Portland Green Urban Farm and Nursery
This Project involved in applying the CPUL framework within a wider scale masterplan regeneration in order to explore and articulate the benefits of integrating CPULs into unsustainable communities.

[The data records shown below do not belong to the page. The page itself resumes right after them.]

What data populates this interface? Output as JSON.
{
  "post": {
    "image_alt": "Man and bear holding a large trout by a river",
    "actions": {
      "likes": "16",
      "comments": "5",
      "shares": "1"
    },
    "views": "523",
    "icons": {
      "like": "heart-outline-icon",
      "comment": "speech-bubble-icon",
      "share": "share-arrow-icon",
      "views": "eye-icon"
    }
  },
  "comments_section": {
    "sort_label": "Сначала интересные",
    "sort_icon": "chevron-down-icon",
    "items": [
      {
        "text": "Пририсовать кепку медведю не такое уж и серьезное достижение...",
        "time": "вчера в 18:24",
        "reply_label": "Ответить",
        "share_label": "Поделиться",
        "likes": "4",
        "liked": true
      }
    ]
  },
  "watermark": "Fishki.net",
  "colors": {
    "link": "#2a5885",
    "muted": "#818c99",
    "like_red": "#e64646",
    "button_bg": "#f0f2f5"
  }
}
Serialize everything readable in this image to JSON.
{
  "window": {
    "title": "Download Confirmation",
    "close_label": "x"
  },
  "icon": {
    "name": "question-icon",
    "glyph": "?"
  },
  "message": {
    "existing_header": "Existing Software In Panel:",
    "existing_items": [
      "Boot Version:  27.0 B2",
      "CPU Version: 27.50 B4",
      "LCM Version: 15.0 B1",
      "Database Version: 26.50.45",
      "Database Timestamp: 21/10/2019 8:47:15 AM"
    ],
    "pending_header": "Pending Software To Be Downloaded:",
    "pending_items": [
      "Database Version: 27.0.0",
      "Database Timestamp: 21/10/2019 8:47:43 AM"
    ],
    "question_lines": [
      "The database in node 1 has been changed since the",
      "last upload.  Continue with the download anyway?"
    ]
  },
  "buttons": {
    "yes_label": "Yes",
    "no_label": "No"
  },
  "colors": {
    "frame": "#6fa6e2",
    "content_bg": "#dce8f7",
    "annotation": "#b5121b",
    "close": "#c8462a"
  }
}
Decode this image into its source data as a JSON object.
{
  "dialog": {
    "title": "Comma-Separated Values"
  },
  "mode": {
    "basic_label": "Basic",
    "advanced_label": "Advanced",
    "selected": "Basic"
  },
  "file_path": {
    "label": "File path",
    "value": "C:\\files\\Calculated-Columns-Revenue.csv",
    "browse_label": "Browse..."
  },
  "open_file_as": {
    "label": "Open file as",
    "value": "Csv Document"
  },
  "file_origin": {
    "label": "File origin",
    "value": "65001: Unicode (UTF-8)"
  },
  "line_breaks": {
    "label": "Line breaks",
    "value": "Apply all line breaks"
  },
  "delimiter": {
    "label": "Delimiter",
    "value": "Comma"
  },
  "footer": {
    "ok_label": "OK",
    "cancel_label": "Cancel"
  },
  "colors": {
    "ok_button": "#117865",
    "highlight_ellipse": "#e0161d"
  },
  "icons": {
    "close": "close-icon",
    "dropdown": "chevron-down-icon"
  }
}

Continuous Productive Urban Landscapes (CPUL) is a termed coined by Architects Katrin Bohn and André Viljoen in 1998 as a coherent strategy for the introduction of interlinked productive landscapes into cities bring new sustainable urban infrastructure into fruition whilst supporting a redefinition of open urban green spaces. The concept emerged out of studies and research involved in exploring the role of Urban Agriculture with primary interests in creating an infrastructural urbanism, reducing the environmental impact of Architecture which was influenced by ecological footprint print and revised discussion of Public open spaces. Urban Agriculture is slowly blossoming as a driver for developing new types of urban spaces and buildings by Architects and Designers due to its environmental benefits and, such as reducing the energy to produce and distribute food, whilst preserving bio-diversity; closing waste cycles and improving social spatial aspect of urban spaces. This research project applies the CPULs into the Urban fabric of Newcastle to address the cultivation of socially and environmentally unsustainable communities within Newcastle, as a result of de-studentification. The CPUL will be applied within an area in Newcastle that has been inflicted by de- studentification, essentially becoming a blueprint for other communities which bare similar difficulties.
This project proposes the integration of a urban farm and nursery as part of ths CPUL in a Masterplan regeneration in the student village of Portland Green. The project seeks to articulate why urban agriculture must be embedded as as a essential driver for architects and designers due to its ability to address both social and environmental aspects.